Rural Iowa and the rural south are very similar except for the accents. You'll find Iowa is not dominated by one city like some of its neighbors (MN has the Twin Cities, IL has Chicago, NE has Omaha) but most "big events" come through Des Moines. The road system is good and there are quite a few interesting day trips you can take all across the state.

Someone mentioned not being late for work. That's true as the work ethic here is strong. Even people that have never farmed tend to come from what we might say is a "farmer's work ethic". People, even at grocery stores, tend to be proud of themselves and their work. If you are late to a meeting or appointment it WILL be noticed.

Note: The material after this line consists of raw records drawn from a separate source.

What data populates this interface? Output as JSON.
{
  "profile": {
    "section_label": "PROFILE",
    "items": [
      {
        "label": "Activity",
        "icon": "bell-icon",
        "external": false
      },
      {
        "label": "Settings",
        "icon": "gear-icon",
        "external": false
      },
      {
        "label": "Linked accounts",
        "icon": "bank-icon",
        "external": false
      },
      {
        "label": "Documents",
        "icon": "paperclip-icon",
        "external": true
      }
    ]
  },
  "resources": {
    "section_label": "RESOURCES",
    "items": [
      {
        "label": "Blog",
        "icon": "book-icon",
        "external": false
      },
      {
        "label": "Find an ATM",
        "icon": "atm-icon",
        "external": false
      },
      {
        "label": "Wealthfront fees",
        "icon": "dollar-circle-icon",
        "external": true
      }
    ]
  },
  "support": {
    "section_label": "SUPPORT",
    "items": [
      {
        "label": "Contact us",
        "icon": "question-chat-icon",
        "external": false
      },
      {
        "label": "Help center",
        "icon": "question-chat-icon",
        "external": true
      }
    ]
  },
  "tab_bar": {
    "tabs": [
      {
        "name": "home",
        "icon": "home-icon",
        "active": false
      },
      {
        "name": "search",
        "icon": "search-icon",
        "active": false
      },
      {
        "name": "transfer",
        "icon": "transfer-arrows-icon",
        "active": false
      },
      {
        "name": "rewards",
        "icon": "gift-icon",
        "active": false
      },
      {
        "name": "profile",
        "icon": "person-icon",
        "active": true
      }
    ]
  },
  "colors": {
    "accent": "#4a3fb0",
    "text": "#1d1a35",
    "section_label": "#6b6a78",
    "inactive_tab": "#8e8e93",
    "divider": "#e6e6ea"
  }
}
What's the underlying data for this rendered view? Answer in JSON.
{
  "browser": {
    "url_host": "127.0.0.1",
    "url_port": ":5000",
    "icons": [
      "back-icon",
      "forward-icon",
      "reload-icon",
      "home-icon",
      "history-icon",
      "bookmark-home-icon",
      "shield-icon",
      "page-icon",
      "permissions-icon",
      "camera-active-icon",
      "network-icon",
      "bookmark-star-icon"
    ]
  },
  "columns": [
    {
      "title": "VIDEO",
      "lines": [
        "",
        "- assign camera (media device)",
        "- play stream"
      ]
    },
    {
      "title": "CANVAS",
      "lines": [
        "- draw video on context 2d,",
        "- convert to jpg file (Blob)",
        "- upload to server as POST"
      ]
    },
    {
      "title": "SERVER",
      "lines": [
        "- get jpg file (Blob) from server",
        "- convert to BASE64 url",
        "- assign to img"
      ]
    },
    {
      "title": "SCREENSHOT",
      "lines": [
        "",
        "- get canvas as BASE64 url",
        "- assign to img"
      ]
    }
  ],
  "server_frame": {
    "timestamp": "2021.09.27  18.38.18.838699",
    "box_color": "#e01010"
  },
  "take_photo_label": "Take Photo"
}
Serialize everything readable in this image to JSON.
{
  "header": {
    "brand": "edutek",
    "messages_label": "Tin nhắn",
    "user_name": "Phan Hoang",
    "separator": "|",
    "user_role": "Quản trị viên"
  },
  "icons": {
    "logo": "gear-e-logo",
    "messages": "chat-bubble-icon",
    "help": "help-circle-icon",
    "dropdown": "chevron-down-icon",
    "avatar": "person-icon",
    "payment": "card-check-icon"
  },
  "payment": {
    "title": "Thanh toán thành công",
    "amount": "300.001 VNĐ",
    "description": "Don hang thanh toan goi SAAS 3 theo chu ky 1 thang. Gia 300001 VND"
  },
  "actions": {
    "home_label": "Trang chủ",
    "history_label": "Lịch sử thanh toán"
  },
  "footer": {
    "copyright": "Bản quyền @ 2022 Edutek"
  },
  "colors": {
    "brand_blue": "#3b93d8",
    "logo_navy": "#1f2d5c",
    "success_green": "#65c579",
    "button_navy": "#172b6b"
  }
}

One word of advice. Be open to listening to Iowans. They are among the most educated people I've ever met regardless of education. They (and me now after living here a decade) are proud of their state. Don't come in thinking you are better than them because you are from "out East" (not that you would). It takes some times to get accustomed to here but you can do it and once settled you'll love it here.
Rate this post positively Reply With Quote Quick reply to this message
 
Old 06-08-2015, 10:43 AM
 
Location: Calera, AL
1,282 posts, read 1,630,636 times
Reputation: 1855
Quote:
Originally Posted by Qwerty View Post
Des Moines has a population of about 207,000 people, Omaha has about 437,000. The Des Moines metro area is about 570,000 to Omaha's 900,000. That is a pretty significant size difference. Omaha is larger than Minneapolis proper.
The DSM metro is closer to about 615K now, not that it's significantly larger than the (slightly outdated) 570K you quoted. But in my experience, Des Moines and Omaha are much more similar than they are different. Despite being about 40% larger Omaha doesn't offer a whole lot more than Des Moines does (other than things like the Nebraska Furniture Mart and Dave and Busters), and I don't think comparing the core cities has a ton of relevance. Des Moines and Omaha by themselves are larger than Salt Lake City proper, but you don't see a lot of people comparing DSM or Omaha to SLC, or at least favorably. SLC isn't say, MSP big, but it at least is home to an NBA team and light rail, neither of which DSM nor Omaha are likely to get for quite some time.
Rate this post positively Reply With Quote Quick reply to this message
Please register to post and access all features of our very popular forum. It is free and quick. Over $68,000 in prizes has already been given out to active posters on our forum. Additional giveaways are planned.

Detailed information about all U.S. cities, counties, and zip codes on our site: City-data.com.


Reply
Please update this thread with any new information or opinions. This open thread is still read by thousands of people, so we encourage all additional points of view.

Quick Reply
Message:


Settings
X
Data:
Loading data...
Based on 2000-2020 data
Loading data...

123
Hide US histogram

Over $104,000 in prizes was already given out to active posters on our forum and additional giveaways are planned!

Go Back   City-Data Forum > U.S. Forums > Iowa
Similar Threads
Follow City-Data.com founder on our Forum or

All times are GMT -6. The time now is 09:27 AM.

© 2005-2020, Advameg, Inc. · Please obey Forum Rules · Terms of Use and Privacy Policy · Bug Bounty

City-Data.com - Contact Us - Archive 1, 2, 3, 4, 5, 6, 7, 8, 9, 10, 11, 12, 13, 14, 15, 16, 17, 18, 19, 20, 21, 22, 23, 24, 25, 26, 27, 28, 29, 30, 31, 32, 33, 34, 35, 36, 37 - Top